### REQUIRED ACTION
Restate all the data word for word, leaving nothing out.

### RECORDS PROVIDED
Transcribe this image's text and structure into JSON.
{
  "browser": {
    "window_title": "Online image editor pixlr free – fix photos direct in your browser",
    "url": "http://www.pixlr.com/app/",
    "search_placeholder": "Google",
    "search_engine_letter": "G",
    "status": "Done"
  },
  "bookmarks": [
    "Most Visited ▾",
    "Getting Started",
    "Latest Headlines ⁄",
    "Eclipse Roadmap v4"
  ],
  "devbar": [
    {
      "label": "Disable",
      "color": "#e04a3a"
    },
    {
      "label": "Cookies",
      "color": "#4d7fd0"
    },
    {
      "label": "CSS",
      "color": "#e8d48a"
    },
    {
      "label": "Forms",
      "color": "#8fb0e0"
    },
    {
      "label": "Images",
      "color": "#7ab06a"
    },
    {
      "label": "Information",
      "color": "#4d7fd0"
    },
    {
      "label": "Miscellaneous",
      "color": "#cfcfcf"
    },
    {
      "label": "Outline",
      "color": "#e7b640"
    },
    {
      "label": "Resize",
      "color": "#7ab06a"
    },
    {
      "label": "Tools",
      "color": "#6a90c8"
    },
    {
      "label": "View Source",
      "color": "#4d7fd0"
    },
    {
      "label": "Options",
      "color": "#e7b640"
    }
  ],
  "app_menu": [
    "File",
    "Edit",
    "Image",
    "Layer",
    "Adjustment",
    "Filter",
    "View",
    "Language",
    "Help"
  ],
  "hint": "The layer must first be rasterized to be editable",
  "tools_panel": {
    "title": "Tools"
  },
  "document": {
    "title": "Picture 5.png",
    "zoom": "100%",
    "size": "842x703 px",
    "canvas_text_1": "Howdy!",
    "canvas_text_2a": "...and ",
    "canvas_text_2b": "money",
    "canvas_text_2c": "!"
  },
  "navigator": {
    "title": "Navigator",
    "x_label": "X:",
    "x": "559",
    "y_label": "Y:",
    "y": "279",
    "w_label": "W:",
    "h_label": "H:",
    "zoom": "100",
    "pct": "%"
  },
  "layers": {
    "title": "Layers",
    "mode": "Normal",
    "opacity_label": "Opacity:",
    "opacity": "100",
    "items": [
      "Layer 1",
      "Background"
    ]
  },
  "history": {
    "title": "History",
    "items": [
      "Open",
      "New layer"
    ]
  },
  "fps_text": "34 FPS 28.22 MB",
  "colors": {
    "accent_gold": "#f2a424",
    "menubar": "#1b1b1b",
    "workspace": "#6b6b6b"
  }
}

### EXERCISE SOLUTION
Transcribe this image's text and structure into JSON.
{
  "browser": {
    "window_title": "Online image editor pixlr free – fix photos direct in your browser",
    "url": "http://www.pixlr.com/app/",
    "search_placeholder": "Google",
    "search_engine_letter": "G",
    "status": "Done"
  },
  "bookmarks": [
    "Most Visited ▾",
    "Getting Started",
    "Latest Headlines ⁄",
    "Eclipse Roadmap v4"
  ],
  "devbar": [
    {
      "label": "Disable",
      "color": "#e04a3a"
    },
    {
      "label": "Cookies",
      "color": "#4d7fd0"
    },
    {
      "label": "CSS",
      "color": "#e8d48a"
    },
    {
      "label": "Forms",
      "color": "#8fb0e0"
    },
    {
      "label": "Images",
      "color": "#7ab06a"
    },
    {
      "label": "Information",
      "color": "#4d7fd0"
    },
    {
      "label": "Miscellaneous",
      "color": "#cfcfcf"
    },
    {
      "label": "Outline",
      "color": "#e7b640"
    },
    {
      "label": "Resize",
      "color": "#7ab06a"
    },
    {
      "label": "Tools",
      "color": "#6a90c8"
    },
    {
      "label": "View Source",
      "color": "#4d7fd0"
    },
    {
      "label": "Options",
      "color": "#e7b640"
    }
  ],
  "app_menu": [
    "File",
    "Edit",
    "Image",
    "Layer",
    "Adjustment",
    "Filter",
    "View",
    "Language",
    "Help"
  ],
  "hint": "The layer must first be rasterized to be editable",
  "tools_panel": {
    "title": "Tools"
  },
  "document": {
    "title": "Picture 5.png",
    "zoom": "100%",
    "size": "842x703 px",
    "canvas_text_1": "Howdy!",
    "canvas_text_2a": "...and ",
    "canvas_text_2b": "money",
    "canvas_text_2c": "!"
  },
  "navigator": {
    "title": "Navigator",
    "x_label": "X:",
    "x": "559",
    "y_label": "Y:",
    "y": "279",
    "w_label": "W:",
    "h_label": "H:",
    "zoom": "100",
    "pct": "%"
  },
  "layers": {
    "title": "Layers",
    "mode": "Normal",
    "opacity_label": "Opacity:",
    "opacity": "100",
    "items": [
      "Layer 1",
      "Background"
    ]
  },
  "history": {
    "title": "History",
    "items": [
      "Open",
      "New layer"
    ]
  },
  "fps_text": "34 FPS 28.22 MB",
  "colors": {
    "accent_gold": "#f2a424",
    "menubar": "#1b1b1b",
    "workspace": "#6b6b6b"
  }
}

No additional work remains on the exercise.